Most groups are predominantly male, Chesnut said. One reason could be that women attend church more regularly than men, he said.
There’s another explanation, too.
“Often, men don’t have social networks that are as developed as women do,” Chesnut said. The Bible study groups can fill that void and provide a sense of camaraderie.
“And they can do it smoking cigars,” he said.
Holy Smoke has met for the past eight years. Branc, an aficionado whose home humidor holds 60 cigar boxes, was a regular at Emerson’s, a local cigar shop. He first began meeting with a small group in a back room, the men drinking whiskey and reading Bible verses. A change of management led them to Branc’s house. Once, they had 27 people at a meeting.
They are not tied to any one church. Mostly they came to know each other either from the cigar shop or being friends with Branc through the Coast Guard. It’s Branc’s hope that other people will start similar groups — they aren’t accepting any new members.
No hymns are sung here. Formal church clothes are likewise absent; the men wear jeans, T-shirts and baseball caps. On Tuesday, attendees forked through plates of triple chocolate cake and pie laid out on a side table in the garage alongside the coffee. A refrigerator in another corner was stocked with sodas, water and some beer.
There is not really even one leader. It’s Branc’s house and Carl has prior experience leading Bible studies, but the group rotates discussion leaders.
Branc describes Holy Smoke as an evangelical Bible study. He said everyone comes from different religious denominations.
One of the few ground rules: You are told to “take a puff” if you start talking for too long. Also, no talk of politics is allowed.
“This ended up being my church,” said Bill Windhorst, a 54-year-old retired Marine Corps veteran who served during Operations Desert Storm and Shield. Windhorst stumbled upon the Bible study in 2010 when he moved to Hampton Roads and visited the cigar shop.
Windhorst, who’s originally from Colorado, grew up Roman Catholic. He stopped going to church regularly as he got older but remembers how good it made him feel to confess to a priest as a kid. Holy Smoke provided a similar outlet. Today he’s back attending church, partly because of Holy Smoke, he said. Carl and Branc say that’s happened before, that their group has been a conduit for some men returning to worship.
At 43, Jose Caballero was the youngest attendee last week. He medically retired from the Coast Guard in 2009 after a diagnosis of multiple sclerosis, which Branc also has. Caballero remembers getting an email one day from Branc and the two getting lunch, where Branc told him about the Bible study at his home.
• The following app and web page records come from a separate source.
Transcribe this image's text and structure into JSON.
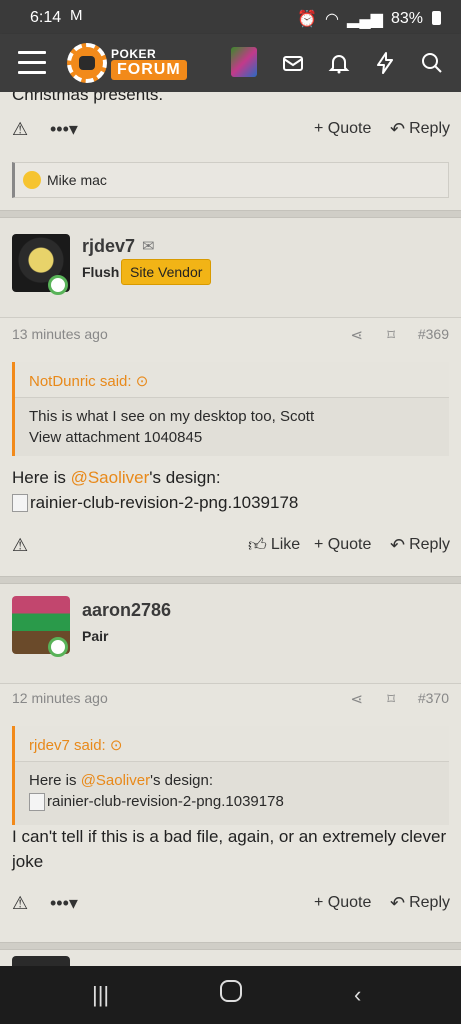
{
  "status": {
    "time": "6:14",
    "battery": "83%"
  },
  "appbar": {
    "logo_top": "POKER CHIP",
    "logo_bottom": "FORUM"
  },
  "post0": {
    "cut_text": "Christmas presents.",
    "quote_label": "+ Quote",
    "reply_label": "Reply",
    "reaction_user": "Mike mac"
  },
  "post1": {
    "username": "rjdev7",
    "rank": "Flush",
    "badge": "Site Vendor",
    "time": "13 minutes ago",
    "number": "#369",
    "quote_author": "NotDunric said:",
    "quote_line1": "This is what I see on my desktop too, Scott",
    "quote_line2": "View attachment 1040845",
    "body_prefix": "Here is ",
    "mention": "@Saoliver",
    "body_suffix": "'s design:",
    "image_alt": "rainier-club-revision-2-png.1039178",
    "like_label": "Like",
    "quote_label": "+ Quote",
    "reply_label": "Reply"
  },
  "post2": {
    "username": "aaron2786",
    "rank": "Pair",
    "time": "12 minutes ago",
    "number": "#370",
    "quote_author": "rjdev7 said:",
    "quote_prefix": "Here is ",
    "quote_mention": "@Saoliver",
    "quote_suffix": "'s design:",
    "quote_image_alt": "rainier-club-revision-2-png.1039178",
    "body": "I can't tell if this is a bad file, again, or an extremely clever joke",
    "quote_label": "+ Quote",
    "reply_label": "Reply"
  }
}
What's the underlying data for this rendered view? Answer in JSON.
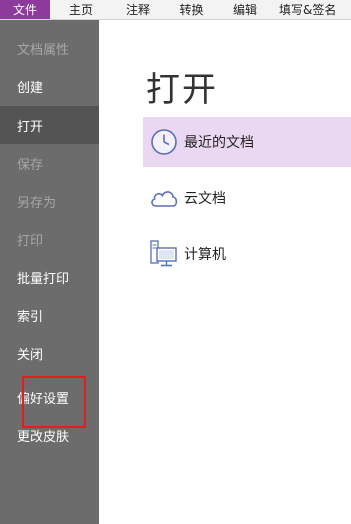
{
  "ribbon": {
    "tabs": [
      "文件",
      "主页",
      "注释",
      "转换",
      "编辑",
      "填写&签名"
    ]
  },
  "sidebar": {
    "items": [
      {
        "label": "文档属性",
        "state": "disabled"
      },
      {
        "label": "创建",
        "state": "normal"
      },
      {
        "label": "打开",
        "state": "active"
      },
      {
        "label": "保存",
        "state": "disabled"
      },
      {
        "label": "另存为",
        "state": "disabled"
      },
      {
        "label": "打印",
        "state": "disabled"
      },
      {
        "label": "批量打印",
        "state": "normal"
      },
      {
        "label": "索引",
        "state": "normal"
      },
      {
        "label": "关闭",
        "state": "normal"
      },
      {
        "label": "偏好设置",
        "state": "normal"
      },
      {
        "label": "更改皮肤",
        "state": "normal"
      }
    ]
  },
  "main": {
    "title": "打开",
    "options": [
      {
        "label": "最近的文档",
        "icon": "clock-icon",
        "selected": true
      },
      {
        "label": "云文档",
        "icon": "cloud-icon",
        "selected": false
      },
      {
        "label": "计算机",
        "icon": "computer-icon",
        "selected": false
      }
    ]
  },
  "colors": {
    "accent": "#8d3a9c",
    "sidebar_bg": "#6c6c6c",
    "sidebar_active": "#545454",
    "selected_bg": "#ead7f1",
    "annotation_box": "#e01e1e"
  }
}
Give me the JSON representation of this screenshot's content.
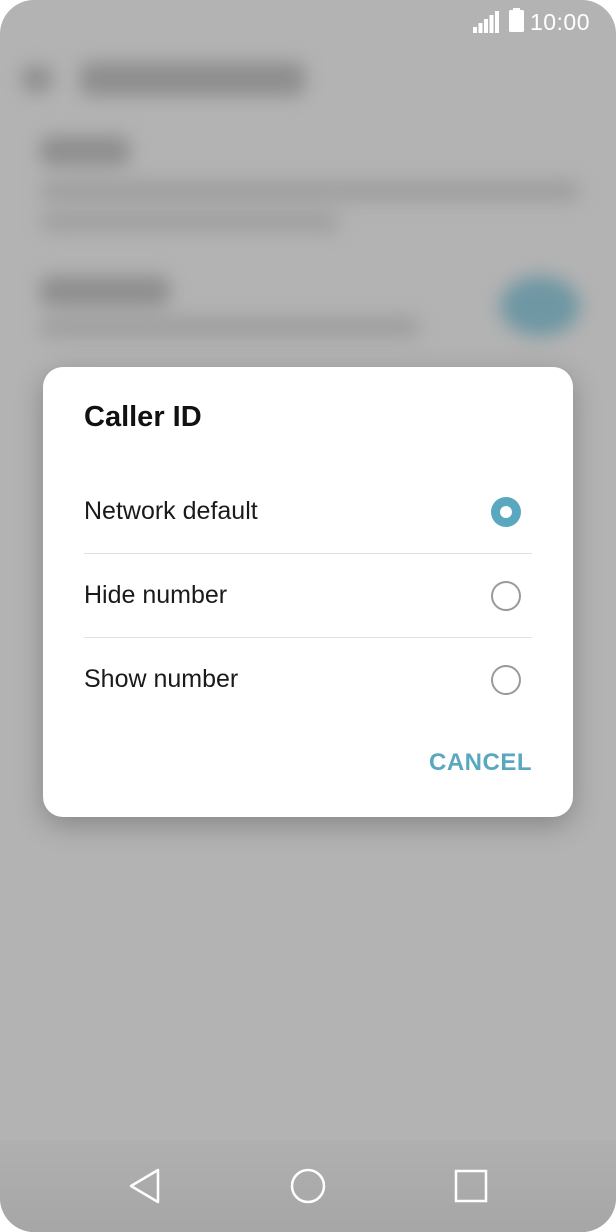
{
  "status_bar": {
    "time": "10:00",
    "signal_icon": "signal-icon",
    "battery_icon": "battery-icon"
  },
  "dialog": {
    "title": "Caller ID",
    "options": [
      {
        "label": "Network default",
        "selected": true
      },
      {
        "label": "Hide number",
        "selected": false
      },
      {
        "label": "Show number",
        "selected": false
      }
    ],
    "cancel_label": "CANCEL"
  },
  "nav_bar": {
    "back_icon": "back-icon",
    "home_icon": "home-icon",
    "recents_icon": "recents-icon"
  },
  "colors": {
    "accent": "#5aa8bf",
    "scrim": "#b3b3b3"
  }
}
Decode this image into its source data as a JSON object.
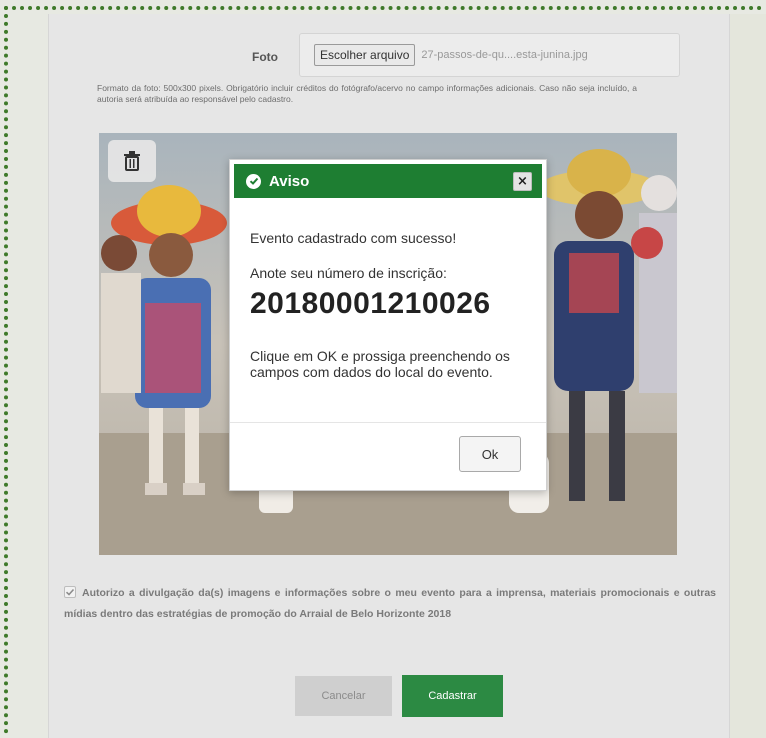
{
  "form": {
    "photo_label": "Foto",
    "file_button_label": "Escolher arquivo",
    "file_name": "27-passos-de-qu....esta-junina.jpg",
    "help_text": "Formato da foto: 500x300 pixels. Obrigatório incluir créditos do fotógrafo/acervo no campo informações adicionais. Caso não seja incluído, a autoria será atribuída ao responsável pelo cadastro.",
    "consent_checked": true,
    "consent_text": "Autorizo a divulgação da(s) imagens e informações sobre o meu evento para a imprensa, materiais promocionais e outras mídias dentro das estratégias de promoção do Arraial de Belo Horizonte 2018",
    "cancel_label": "Cancelar",
    "submit_label": "Cadastrar"
  },
  "modal": {
    "title": "Aviso",
    "close_symbol": "×",
    "message": "Evento cadastrado com sucesso!",
    "note": "Anote seu número de inscrição:",
    "registration_number": "20180001210026",
    "instruction": "Clique em OK e prossiga preenchendo os campos com dados do local do evento.",
    "ok_label": "Ok"
  },
  "icons": {
    "trash": "trash-icon",
    "check": "check-circle-icon",
    "close": "close-icon"
  },
  "colors": {
    "header_green": "#1e7e32",
    "submit_green": "#2c8a43",
    "frame_green": "#3f7a2a"
  }
}
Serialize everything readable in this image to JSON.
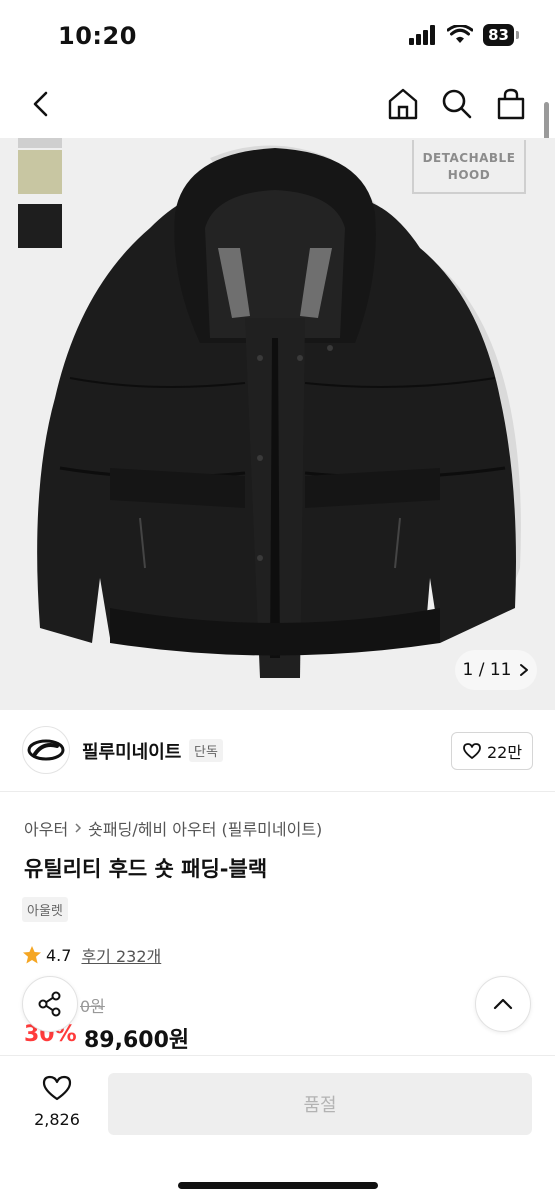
{
  "status_bar": {
    "time": "10:20",
    "battery": "83"
  },
  "hero": {
    "hood_tag_line1": "DETACHABLE",
    "hood_tag_line2": "HOOD",
    "counter": "1 / 11",
    "swatch_colors": [
      "#c8c6a2",
      "#1e1e1e"
    ]
  },
  "brand": {
    "name": "필루미네이트",
    "badge": "단독",
    "likes": "22만"
  },
  "product": {
    "breadcrumb": [
      "아우터",
      "숏패딩/헤비 아우터 (필루미네이트)"
    ],
    "title": "유틸리티 후드 숏 패딩-블랙",
    "tag": "아울렛",
    "rating": "4.7",
    "review_link": "후기 232개",
    "original_price": "0원",
    "discount": "30%",
    "price": "89,600원"
  },
  "bottom": {
    "wish_count": "2,826",
    "button_label": "품절"
  },
  "colors": {
    "discount": "#ff3b3b",
    "star": "#f5a623"
  }
}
As someone who regularly goes to church, Caballero found the study a way to gain new perspectives on the Bible and how it applies to his life.
During Tuesday’s discussion, Caballero spoke up about his divorce as the group delved into what they learned from the chapter. They talked about conversations they each had with God after a particularly challenging situation in their life.
“I would have bouts with God,” Caballero said.
“Did you win any?” Branc asked him, prompting some laughs.
“Nope. Nope, did not win any. He was quiet the whole time,” Caballero said.
He was reminded of a verse that says, “Be still and know that I am God,” but said he still wanted answers. He later heard a song about similar struggles and was reminded to keep the faith, he said.
After the Bible study, as some of the men helped clean up and finished the last of their cigars, Caballero said he enjoys the ability to open up and share his personal life with an intimate group.
“It’s not good to keep everything bottled up,” he said.
It’s tough, Carl said, for men to become vulnerable.
“People want healing and they want hope,” he said. “You start getting into the Bible, and you start finding out you got hope.”
That’s when Chet Turner, a former regional manager of Emerson’s cigar shop, chimed in.
No matter what happens, he said, he knows he has a path. Gordon Rago, 757-446-2601, gor[email protected]lotonline.com
Bob Branc, center, hosts Holy Smoke Bible Study inside his home in Chesapeake. The informal group gives members a place to open up.